PROBLEM STATEMENT:
In the entries that follow, count each line containing "data" and state the total, nothing more.

RECORDS PROVIDED:
>>>

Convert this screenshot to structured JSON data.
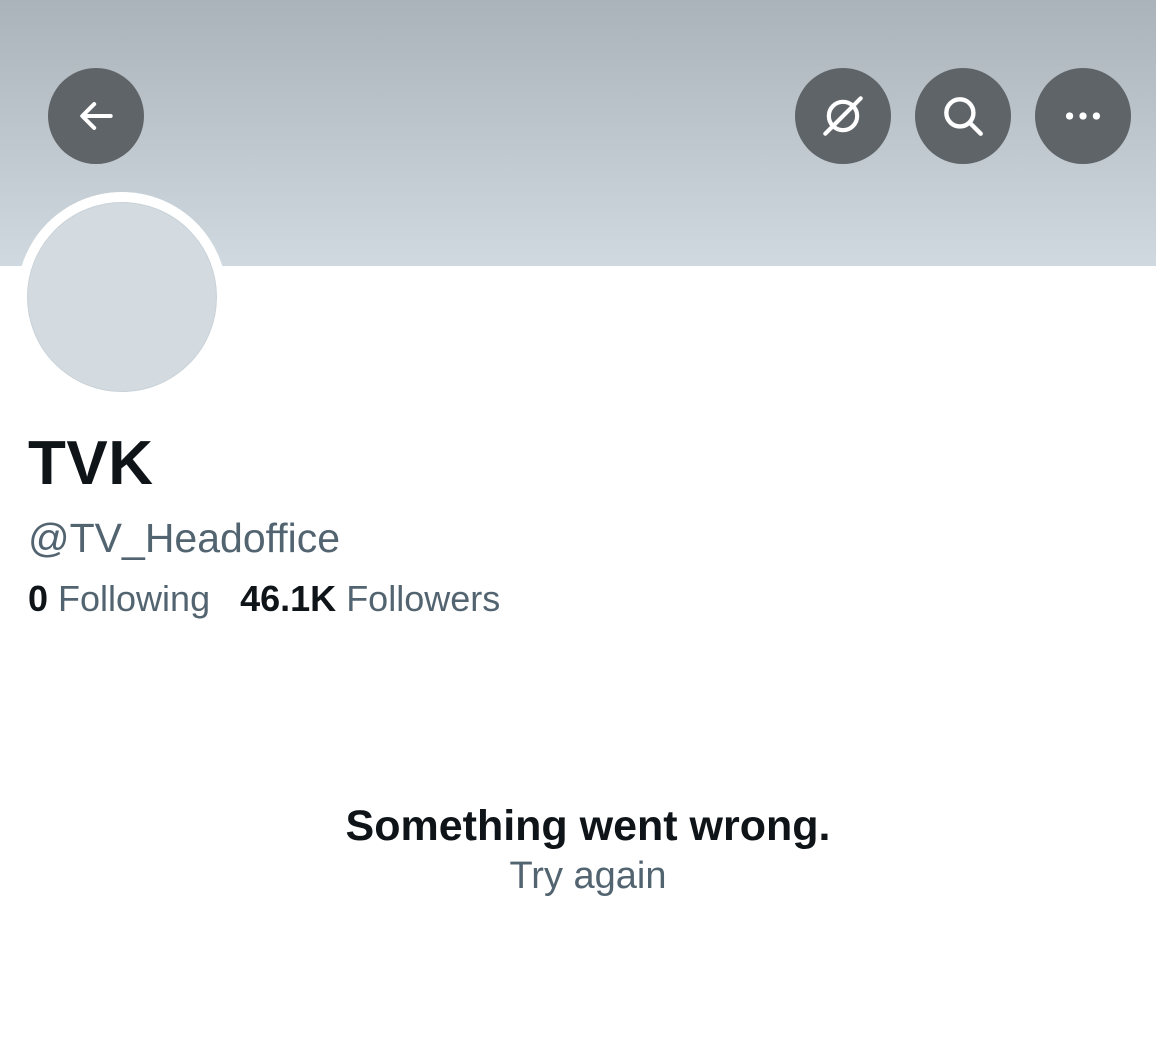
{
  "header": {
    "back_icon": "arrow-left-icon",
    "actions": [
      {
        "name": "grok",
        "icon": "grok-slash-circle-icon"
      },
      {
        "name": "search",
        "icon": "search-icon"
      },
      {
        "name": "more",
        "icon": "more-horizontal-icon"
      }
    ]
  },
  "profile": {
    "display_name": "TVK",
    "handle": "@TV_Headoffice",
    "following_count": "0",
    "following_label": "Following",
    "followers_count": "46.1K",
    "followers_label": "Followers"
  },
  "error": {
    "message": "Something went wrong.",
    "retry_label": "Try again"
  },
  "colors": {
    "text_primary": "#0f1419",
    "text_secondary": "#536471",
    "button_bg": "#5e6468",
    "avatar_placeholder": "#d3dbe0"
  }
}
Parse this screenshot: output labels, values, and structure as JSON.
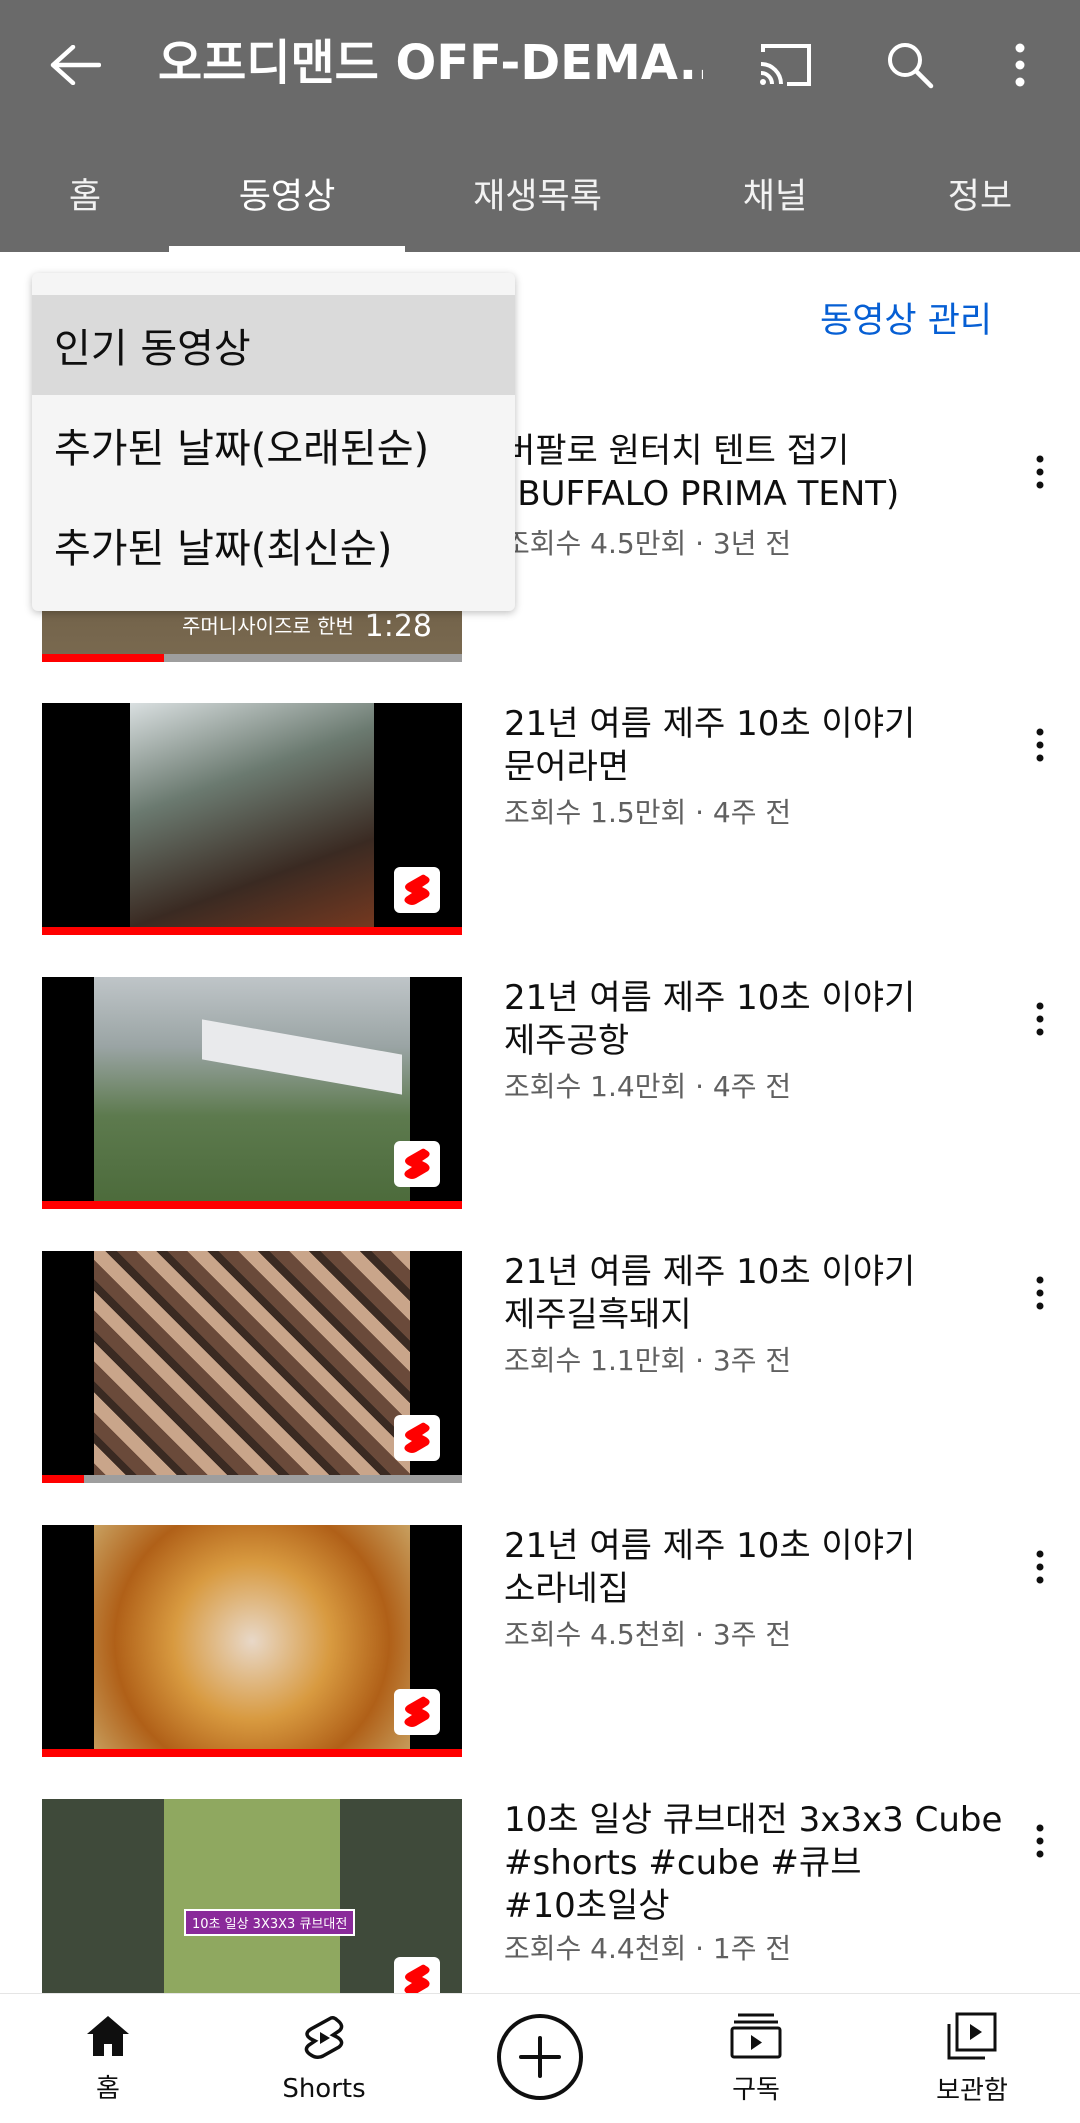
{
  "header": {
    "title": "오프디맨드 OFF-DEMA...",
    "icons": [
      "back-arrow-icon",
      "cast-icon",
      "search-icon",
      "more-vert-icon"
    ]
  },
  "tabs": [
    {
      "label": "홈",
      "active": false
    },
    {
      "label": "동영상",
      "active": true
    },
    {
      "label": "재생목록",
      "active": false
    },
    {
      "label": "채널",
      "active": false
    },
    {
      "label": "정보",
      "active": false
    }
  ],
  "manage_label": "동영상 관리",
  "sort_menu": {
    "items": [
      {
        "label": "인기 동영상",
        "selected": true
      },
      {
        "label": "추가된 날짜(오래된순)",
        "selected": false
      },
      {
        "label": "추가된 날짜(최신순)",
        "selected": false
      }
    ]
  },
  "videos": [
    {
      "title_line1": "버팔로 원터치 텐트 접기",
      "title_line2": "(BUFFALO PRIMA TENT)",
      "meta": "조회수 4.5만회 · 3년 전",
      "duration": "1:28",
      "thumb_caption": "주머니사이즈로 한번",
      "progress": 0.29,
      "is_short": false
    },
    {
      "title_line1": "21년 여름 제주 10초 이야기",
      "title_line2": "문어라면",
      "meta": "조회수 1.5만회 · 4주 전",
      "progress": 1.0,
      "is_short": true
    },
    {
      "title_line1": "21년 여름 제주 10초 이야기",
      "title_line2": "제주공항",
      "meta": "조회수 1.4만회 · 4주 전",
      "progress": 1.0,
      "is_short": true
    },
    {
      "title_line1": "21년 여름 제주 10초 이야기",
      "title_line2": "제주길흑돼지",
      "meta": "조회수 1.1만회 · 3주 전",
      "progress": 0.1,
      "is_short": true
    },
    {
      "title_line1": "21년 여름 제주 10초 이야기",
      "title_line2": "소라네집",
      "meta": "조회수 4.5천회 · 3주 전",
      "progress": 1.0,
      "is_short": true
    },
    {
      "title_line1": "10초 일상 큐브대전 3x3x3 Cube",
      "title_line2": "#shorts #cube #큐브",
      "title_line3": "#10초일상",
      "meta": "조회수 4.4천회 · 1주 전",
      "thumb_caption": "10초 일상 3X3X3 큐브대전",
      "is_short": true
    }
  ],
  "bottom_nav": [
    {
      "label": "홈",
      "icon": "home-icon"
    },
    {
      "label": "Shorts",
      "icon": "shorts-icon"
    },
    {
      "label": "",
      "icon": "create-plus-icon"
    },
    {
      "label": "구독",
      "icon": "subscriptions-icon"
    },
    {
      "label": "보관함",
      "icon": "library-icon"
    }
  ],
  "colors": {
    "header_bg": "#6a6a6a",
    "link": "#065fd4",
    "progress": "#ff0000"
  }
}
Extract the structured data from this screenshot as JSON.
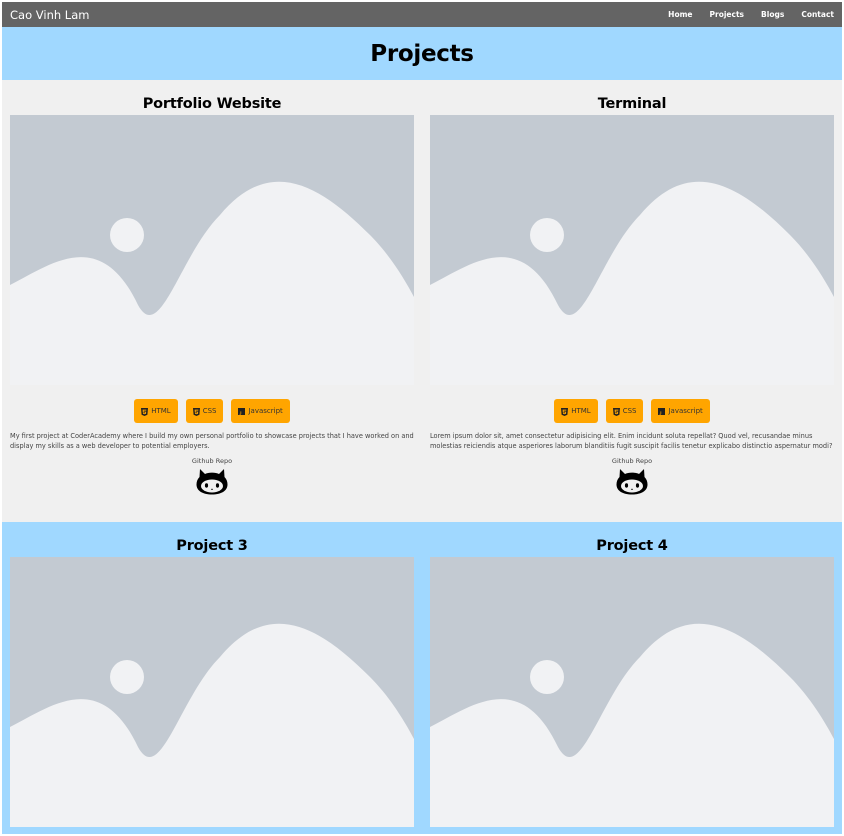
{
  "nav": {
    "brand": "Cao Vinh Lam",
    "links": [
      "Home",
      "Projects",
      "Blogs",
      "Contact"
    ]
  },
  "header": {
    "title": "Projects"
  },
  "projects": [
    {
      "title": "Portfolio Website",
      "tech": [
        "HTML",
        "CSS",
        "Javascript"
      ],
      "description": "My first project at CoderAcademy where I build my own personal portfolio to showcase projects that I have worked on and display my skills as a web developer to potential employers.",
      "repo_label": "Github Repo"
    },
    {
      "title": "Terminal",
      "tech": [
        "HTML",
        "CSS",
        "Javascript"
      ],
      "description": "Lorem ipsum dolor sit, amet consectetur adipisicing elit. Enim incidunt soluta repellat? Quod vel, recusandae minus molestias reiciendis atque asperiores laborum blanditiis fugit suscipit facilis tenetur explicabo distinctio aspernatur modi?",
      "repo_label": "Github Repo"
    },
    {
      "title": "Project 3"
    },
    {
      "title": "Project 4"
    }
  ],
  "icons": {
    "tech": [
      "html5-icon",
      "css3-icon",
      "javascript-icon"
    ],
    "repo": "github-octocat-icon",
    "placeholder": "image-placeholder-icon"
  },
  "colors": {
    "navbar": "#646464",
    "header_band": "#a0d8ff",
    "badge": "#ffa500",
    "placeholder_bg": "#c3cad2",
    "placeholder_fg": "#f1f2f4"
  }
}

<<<

TASK ANSWER:
2